What you will do »
Give the records again in full, exactly as they are.

───── Supplied records

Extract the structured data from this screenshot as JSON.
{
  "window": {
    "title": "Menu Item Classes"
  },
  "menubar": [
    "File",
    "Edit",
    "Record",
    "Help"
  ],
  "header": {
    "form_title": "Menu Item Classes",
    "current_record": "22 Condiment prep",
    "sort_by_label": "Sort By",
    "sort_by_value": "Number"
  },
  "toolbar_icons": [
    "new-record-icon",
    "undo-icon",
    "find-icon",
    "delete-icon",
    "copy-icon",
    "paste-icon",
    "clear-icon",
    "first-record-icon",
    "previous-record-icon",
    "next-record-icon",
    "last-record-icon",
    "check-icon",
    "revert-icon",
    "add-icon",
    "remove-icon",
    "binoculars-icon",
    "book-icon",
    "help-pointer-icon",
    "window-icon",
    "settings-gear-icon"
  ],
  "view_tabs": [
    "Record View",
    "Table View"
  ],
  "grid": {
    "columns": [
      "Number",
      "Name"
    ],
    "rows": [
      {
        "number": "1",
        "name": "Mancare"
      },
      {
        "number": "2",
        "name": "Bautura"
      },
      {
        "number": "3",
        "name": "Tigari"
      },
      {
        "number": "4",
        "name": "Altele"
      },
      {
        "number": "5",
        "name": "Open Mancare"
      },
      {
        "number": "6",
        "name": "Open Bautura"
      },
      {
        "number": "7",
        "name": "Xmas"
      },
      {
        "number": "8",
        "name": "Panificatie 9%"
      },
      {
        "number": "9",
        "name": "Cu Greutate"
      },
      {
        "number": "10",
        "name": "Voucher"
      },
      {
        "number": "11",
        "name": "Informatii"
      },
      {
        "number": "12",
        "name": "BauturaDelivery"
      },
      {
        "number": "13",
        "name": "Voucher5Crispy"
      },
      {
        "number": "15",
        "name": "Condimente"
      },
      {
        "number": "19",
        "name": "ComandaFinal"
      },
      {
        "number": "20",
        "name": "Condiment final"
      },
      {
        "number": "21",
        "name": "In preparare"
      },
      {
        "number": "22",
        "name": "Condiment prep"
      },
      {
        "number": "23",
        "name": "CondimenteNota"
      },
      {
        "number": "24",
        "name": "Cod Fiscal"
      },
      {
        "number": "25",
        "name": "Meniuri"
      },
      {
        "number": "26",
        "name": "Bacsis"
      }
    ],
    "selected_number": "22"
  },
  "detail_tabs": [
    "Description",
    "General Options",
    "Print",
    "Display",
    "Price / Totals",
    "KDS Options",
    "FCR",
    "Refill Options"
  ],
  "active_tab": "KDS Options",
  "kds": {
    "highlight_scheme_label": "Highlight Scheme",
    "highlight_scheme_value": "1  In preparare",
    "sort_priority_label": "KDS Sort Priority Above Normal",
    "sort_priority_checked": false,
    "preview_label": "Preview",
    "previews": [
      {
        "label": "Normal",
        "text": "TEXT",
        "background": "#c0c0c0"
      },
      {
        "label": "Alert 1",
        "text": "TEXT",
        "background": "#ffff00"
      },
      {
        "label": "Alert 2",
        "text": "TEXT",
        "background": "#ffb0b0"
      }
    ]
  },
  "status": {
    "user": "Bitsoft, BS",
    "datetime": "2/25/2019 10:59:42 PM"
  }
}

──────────

Exercise solution »
Extract the structured data from this screenshot as JSON.
{
  "window": {
    "title": "Menu Item Classes"
  },
  "menubar": [
    "File",
    "Edit",
    "Record",
    "Help"
  ],
  "header": {
    "form_title": "Menu Item Classes",
    "current_record": "22 Condiment prep",
    "sort_by_label": "Sort By",
    "sort_by_value": "Number"
  },
  "toolbar_icons": [
    "new-record-icon",
    "undo-icon",
    "find-icon",
    "delete-icon",
    "copy-icon",
    "paste-icon",
    "clear-icon",
    "first-record-icon",
    "previous-record-icon",
    "next-record-icon",
    "last-record-icon",
    "check-icon",
    "revert-icon",
    "add-icon",
    "remove-icon",
    "binoculars-icon",
    "book-icon",
    "help-pointer-icon",
    "window-icon",
    "settings-gear-icon"
  ],
  "view_tabs": [
    "Record View",
    "Table View"
  ],
  "grid": {
    "columns": [
      "Number",
      "Name"
    ],
    "rows": [
      {
        "number": "1",
        "name": "Mancare"
      },
      {
        "number": "2",
        "name": "Bautura"
      },
      {
        "number": "3",
        "name": "Tigari"
      },
      {
        "number": "4",
        "name": "Altele"
      },
      {
        "number": "5",
        "name": "Open Mancare"
      },
      {
        "number": "6",
        "name": "Open Bautura"
      },
      {
        "number": "7",
        "name": "Xmas"
      },
      {
        "number": "8",
        "name": "Panificatie 9%"
      },
      {
        "number": "9",
        "name": "Cu Greutate"
      },
      {
        "number": "10",
        "name": "Voucher"
      },
      {
        "number": "11",
        "name": "Informatii"
      },
      {
        "number": "12",
        "name": "BauturaDelivery"
      },
      {
        "number": "13",
        "name": "Voucher5Crispy"
      },
      {
        "number": "15",
        "name": "Condimente"
      },
      {
        "number": "19",
        "name": "ComandaFinal"
      },
      {
        "number": "20",
        "name": "Condiment final"
      },
      {
        "number": "21",
        "name": "In preparare"
      },
      {
        "number": "22",
        "name": "Condiment prep"
      },
      {
        "number": "23",
        "name": "CondimenteNota"
      },
      {
        "number": "24",
        "name": "Cod Fiscal"
      },
      {
        "number": "25",
        "name": "Meniuri"
      },
      {
        "number": "26",
        "name": "Bacsis"
      }
    ],
    "selected_number": "22"
  },
  "detail_tabs": [
    "Description",
    "General Options",
    "Print",
    "Display",
    "Price / Totals",
    "KDS Options",
    "FCR",
    "Refill Options"
  ],
  "active_tab": "KDS Options",
  "kds": {
    "highlight_scheme_label": "Highlight Scheme",
    "highlight_scheme_value": "1  In preparare",
    "sort_priority_label": "KDS Sort Priority Above Normal",
    "sort_priority_checked": false,
    "preview_label": "Preview",
    "previews": [
      {
        "label": "Normal",
        "text": "TEXT",
        "background": "#c0c0c0"
      },
      {
        "label": "Alert 1",
        "text": "TEXT",
        "background": "#ffff00"
      },
      {
        "label": "Alert 2",
        "text": "TEXT",
        "background": "#ffb0b0"
      }
    ]
  },
  "status": {
    "user": "Bitsoft, BS",
    "datetime": "2/25/2019 10:59:42 PM"
  }
}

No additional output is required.